■ Input data
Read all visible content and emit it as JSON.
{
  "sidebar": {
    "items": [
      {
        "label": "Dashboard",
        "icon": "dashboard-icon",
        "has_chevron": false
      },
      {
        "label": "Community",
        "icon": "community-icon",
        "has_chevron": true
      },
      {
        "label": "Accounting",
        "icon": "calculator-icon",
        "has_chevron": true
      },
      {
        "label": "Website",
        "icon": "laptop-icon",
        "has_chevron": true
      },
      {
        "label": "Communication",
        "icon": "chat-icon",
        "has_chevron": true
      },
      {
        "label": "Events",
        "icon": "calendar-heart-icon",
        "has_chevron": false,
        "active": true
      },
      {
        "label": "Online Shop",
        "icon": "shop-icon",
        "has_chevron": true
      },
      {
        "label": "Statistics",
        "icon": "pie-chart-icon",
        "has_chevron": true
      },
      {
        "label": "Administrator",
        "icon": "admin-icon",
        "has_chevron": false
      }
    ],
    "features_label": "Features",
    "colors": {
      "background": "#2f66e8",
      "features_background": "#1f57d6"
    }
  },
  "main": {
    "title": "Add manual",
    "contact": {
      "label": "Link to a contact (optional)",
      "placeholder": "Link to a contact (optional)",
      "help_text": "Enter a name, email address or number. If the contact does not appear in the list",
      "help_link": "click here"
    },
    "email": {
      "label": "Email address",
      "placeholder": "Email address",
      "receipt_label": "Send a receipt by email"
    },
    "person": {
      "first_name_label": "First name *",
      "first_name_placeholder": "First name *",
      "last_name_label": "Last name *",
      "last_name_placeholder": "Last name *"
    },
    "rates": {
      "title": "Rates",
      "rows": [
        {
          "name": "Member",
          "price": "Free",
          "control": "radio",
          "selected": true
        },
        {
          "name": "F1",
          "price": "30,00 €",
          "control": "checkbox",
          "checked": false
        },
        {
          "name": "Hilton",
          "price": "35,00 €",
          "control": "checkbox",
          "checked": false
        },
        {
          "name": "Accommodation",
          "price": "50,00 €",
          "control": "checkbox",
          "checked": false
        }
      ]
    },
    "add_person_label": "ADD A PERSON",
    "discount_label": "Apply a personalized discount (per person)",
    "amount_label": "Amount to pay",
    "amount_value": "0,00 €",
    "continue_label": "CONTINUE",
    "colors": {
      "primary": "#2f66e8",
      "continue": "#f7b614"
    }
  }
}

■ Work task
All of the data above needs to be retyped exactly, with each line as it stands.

■ Expected output
Read all visible content and emit it as JSON.
{
  "sidebar": {
    "items": [
      {
        "label": "Dashboard",
        "icon": "dashboard-icon",
        "has_chevron": false
      },
      {
        "label": "Community",
        "icon": "community-icon",
        "has_chevron": true
      },
      {
        "label": "Accounting",
        "icon": "calculator-icon",
        "has_chevron": true
      },
      {
        "label": "Website",
        "icon": "laptop-icon",
        "has_chevron": true
      },
      {
        "label": "Communication",
        "icon": "chat-icon",
        "has_chevron": true
      },
      {
        "label": "Events",
        "icon": "calendar-heart-icon",
        "has_chevron": false,
        "active": true
      },
      {
        "label": "Online Shop",
        "icon": "shop-icon",
        "has_chevron": true
      },
      {
        "label": "Statistics",
        "icon": "pie-chart-icon",
        "has_chevron": true
      },
      {
        "label": "Administrator",
        "icon": "admin-icon",
        "has_chevron": false
      }
    ],
    "features_label": "Features",
    "colors": {
      "background": "#2f66e8",
      "features_background": "#1f57d6"
    }
  },
  "main": {
    "title": "Add manual",
    "contact": {
      "label": "Link to a contact (optional)",
      "placeholder": "Link to a contact (optional)",
      "help_text": "Enter a name, email address or number. If the contact does not appear in the list",
      "help_link": "click here"
    },
    "email": {
      "label": "Email address",
      "placeholder": "Email address",
      "receipt_label": "Send a receipt by email"
    },
    "person": {
      "first_name_label": "First name *",
      "first_name_placeholder": "First name *",
      "last_name_label": "Last name *",
      "last_name_placeholder": "Last name *"
    },
    "rates": {
      "title": "Rates",
      "rows": [
        {
          "name": "Member",
          "price": "Free",
          "control": "radio",
          "selected": true
        },
        {
          "name": "F1",
          "price": "30,00 €",
          "control": "checkbox",
          "checked": false
        },
        {
          "name": "Hilton",
          "price": "35,00 €",
          "control": "checkbox",
          "checked": false
        },
        {
          "name": "Accommodation",
          "price": "50,00 €",
          "control": "checkbox",
          "checked": false
        }
      ]
    },
    "add_person_label": "ADD A PERSON",
    "discount_label": "Apply a personalized discount (per person)",
    "amount_label": "Amount to pay",
    "amount_value": "0,00 €",
    "continue_label": "CONTINUE",
    "colors": {
      "primary": "#2f66e8",
      "continue": "#f7b614"
    }
  }
}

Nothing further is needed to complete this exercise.